The Tata Memorial Centre, the country’s leader in cancer care, is facing an acute blood shortage and on Sunday issued a public appeal for donations.
“We are facing a shortage of blood at the Tata Memorial Centre. Please step up to donate blood – its perfectly safe, and you’ll save lives,” the TMC’s plea on social media said.
Providing its blood bank phone numbers (022-24177000), it has also offered to go to housing societies to conduct blood donation drives.
TMC Director Dr C.S. Pramesh said that it runs hospitals in Mumbai, Navi Mumbai, Varanasi, Vizag, Guwahati, Sangrur, and Muzaffarpur, while another at Chandigarh will be operational by November, and said people can also go and donate blood at any of these locations.
“We would be very happy to organize camps in housing societies where there are a reasonable number of donors. We’ve done that right through the pandemic, with strict adherence to physical distancing and all precautions,” he assured.
During the past 18 months of the pandemic, several social organisations, political parties, corporates and even Janmashthami and Ganeshotsav mandals have regularly conducted blood donation camps to fill the yawning demand-supply gap.
The Tata Memorial Hospital was started by the Sir Dorabji Tata Trust in February 1941 as a centre with enduring value and a mission for concern for the people of India.
In 1952, the Indian Cancer Research Centre was established as a pioneer research institute for basic research, and was later named as Cancer Research Institute.

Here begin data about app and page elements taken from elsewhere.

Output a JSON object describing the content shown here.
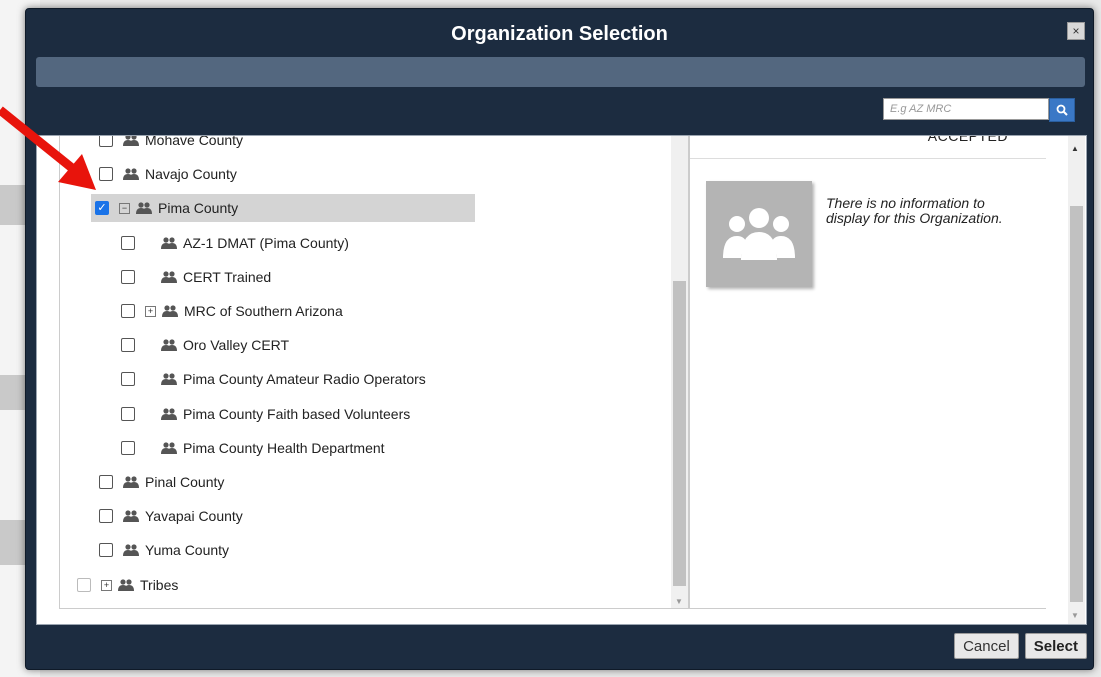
{
  "dialog": {
    "title": "Organization Selection",
    "close_label": "×",
    "search": {
      "placeholder": "E.g AZ MRC",
      "value": ""
    }
  },
  "tree": [
    {
      "label": "Mohave County",
      "checked": false
    },
    {
      "label": "Navajo County",
      "checked": false
    },
    {
      "label": "Pima County",
      "checked": true,
      "expanded": true,
      "expander": "⊟"
    },
    {
      "label": "AZ-1 DMAT (Pima County)",
      "checked": false
    },
    {
      "label": "CERT Trained",
      "checked": false
    },
    {
      "label": "MRC of Southern Arizona",
      "checked": false,
      "expander": "⊞"
    },
    {
      "label": "Oro Valley CERT",
      "checked": false
    },
    {
      "label": "Pima County Amateur Radio Operators",
      "checked": false
    },
    {
      "label": "Pima County Faith based Volunteers",
      "checked": false
    },
    {
      "label": "Pima County Health Department",
      "checked": false
    },
    {
      "label": "Pinal County",
      "checked": false
    },
    {
      "label": "Yavapai County",
      "checked": false
    },
    {
      "label": "Yuma County",
      "checked": false
    },
    {
      "label": "Tribes",
      "checked": false,
      "expander": "⊞",
      "disabled": true
    }
  ],
  "details": {
    "status_label": "ACCEPTED",
    "no_info_text": "There is no information to display for this Organization."
  },
  "footer": {
    "cancel_label": "Cancel",
    "select_label": "Select"
  },
  "colors": {
    "modal_bg": "#1c2c40",
    "subbar": "#53677f",
    "selected_row": "#d4d4d4",
    "annotation": "#e8140c",
    "checkbox_checked": "#1a73e8"
  }
}
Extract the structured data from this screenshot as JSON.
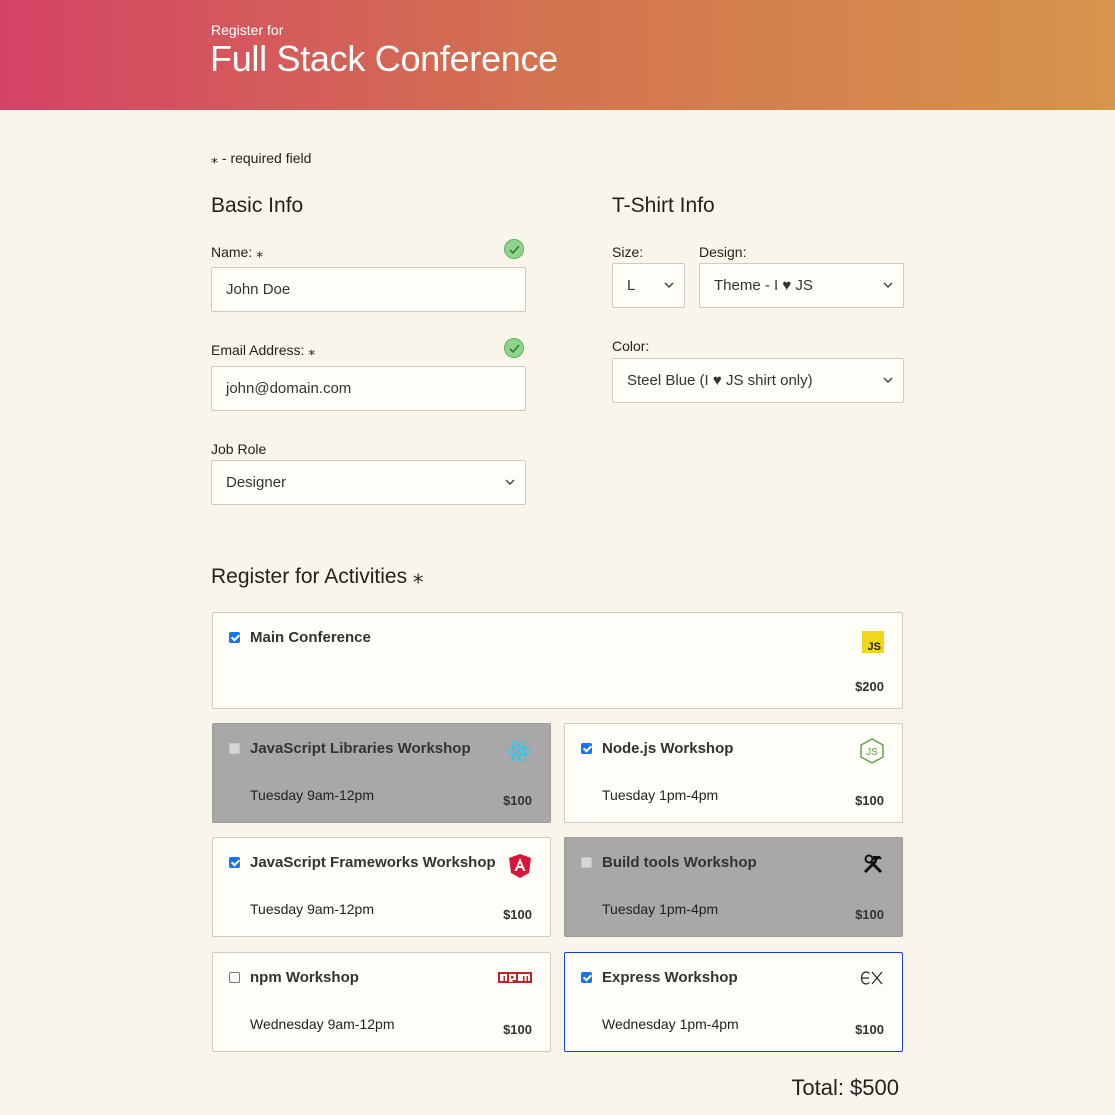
{
  "header": {
    "pretitle": "Register for",
    "title": "Full Stack Conference"
  },
  "required_note": "⁎ - required field",
  "basic_info": {
    "heading": "Basic Info",
    "name_label": "Name: ⁎",
    "name_value": "John Doe",
    "email_label": "Email Address: ⁎",
    "email_value": "john@domain.com",
    "job_label": "Job Role",
    "job_value": "Designer"
  },
  "tshirt": {
    "heading": "T-Shirt Info",
    "size_label": "Size:",
    "size_value": "L",
    "design_label": "Design:",
    "design_value": "Theme - I ♥ JS",
    "color_label": "Color:",
    "color_value": "Steel Blue (I ♥ JS shirt only)"
  },
  "activities": {
    "heading": "Register for Activities ⁎",
    "items": [
      {
        "title": "Main Conference",
        "time": "",
        "price": "$200",
        "checked": true,
        "disabled": false,
        "icon": "js-icon"
      },
      {
        "title": "JavaScript Libraries Workshop",
        "time": "Tuesday 9am-12pm",
        "price": "$100",
        "checked": false,
        "disabled": true,
        "icon": "react-icon"
      },
      {
        "title": "Node.js Workshop",
        "time": "Tuesday 1pm-4pm",
        "price": "$100",
        "checked": true,
        "disabled": false,
        "icon": "nodejs-icon"
      },
      {
        "title": "JavaScript Frameworks Workshop",
        "time": "Tuesday 9am-12pm",
        "price": "$100",
        "checked": true,
        "disabled": false,
        "icon": "angular-icon"
      },
      {
        "title": "Build tools Workshop",
        "time": "Tuesday 1pm-4pm",
        "price": "$100",
        "checked": false,
        "disabled": true,
        "icon": "tools-icon"
      },
      {
        "title": "npm Workshop",
        "time": "Wednesday 9am-12pm",
        "price": "$100",
        "checked": false,
        "disabled": false,
        "icon": "npm-icon"
      },
      {
        "title": "Express Workshop",
        "time": "Wednesday 1pm-4pm",
        "price": "$100",
        "checked": true,
        "disabled": false,
        "icon": "express-icon"
      }
    ]
  },
  "total": "Total: $500",
  "colors": {
    "header_start": "#d44366",
    "header_end": "#d6944c",
    "background": "#f9f5ea",
    "valid_green": "#90d38f",
    "focus_blue": "#1c3fc4"
  }
}
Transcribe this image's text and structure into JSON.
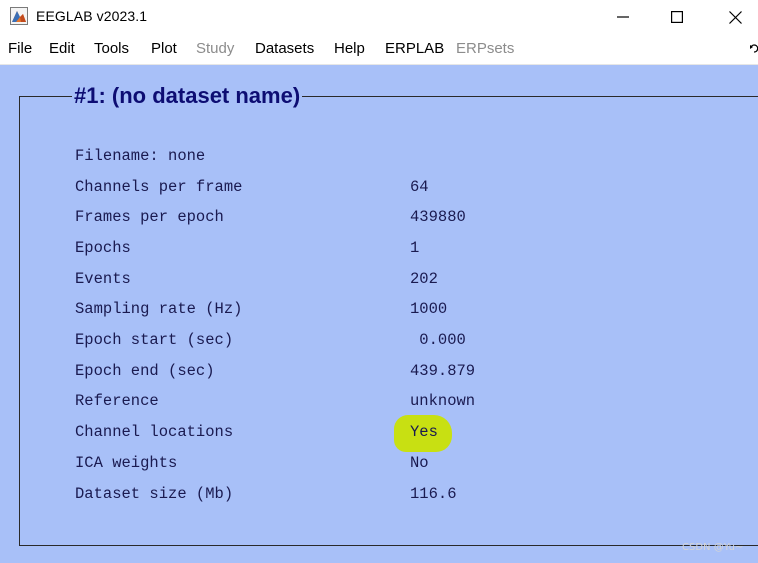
{
  "window": {
    "title": "EEGLAB v2023.1",
    "icon": "matlab-icon",
    "controls": [
      "minimize-icon",
      "maximize-icon",
      "close-icon"
    ]
  },
  "menu": {
    "file": "File",
    "edit": "Edit",
    "tools": "Tools",
    "plot": "Plot",
    "study": "Study",
    "datasets": "Datasets",
    "help": "Help",
    "erplab": "ERPLAB",
    "erpsets": "ERPsets"
  },
  "panel": {
    "title": "#1: (no dataset name)",
    "background_color": "#a8c0f8",
    "title_color": "#0d0d73",
    "highlight_color": "#c8e012",
    "rows": [
      {
        "label": "Filename: none",
        "value": ""
      },
      {
        "label": "Channels per frame",
        "value": "64"
      },
      {
        "label": "Frames per epoch",
        "value": "439880"
      },
      {
        "label": "Epochs",
        "value": "1"
      },
      {
        "label": "Events",
        "value": "202"
      },
      {
        "label": "Sampling rate (Hz)",
        "value": "1000"
      },
      {
        "label": "Epoch start (sec)",
        "value": " 0.000"
      },
      {
        "label": "Epoch end (sec)",
        "value": "439.879"
      },
      {
        "label": "Reference",
        "value": "unknown"
      },
      {
        "label": "Channel locations",
        "value": "Yes"
      },
      {
        "label": "ICA weights",
        "value": "No"
      },
      {
        "label": "Dataset size (Mb)",
        "value": "116.6"
      }
    ]
  },
  "watermark": "CSDN @Yu~"
}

In 1957, it was taken over the Ministry of Health and later its administrative control was transferred to the Department of Atomic Energy in 1962, making it a classic example of private philanthropy augmented by government support mandated for service, education and research in cancer.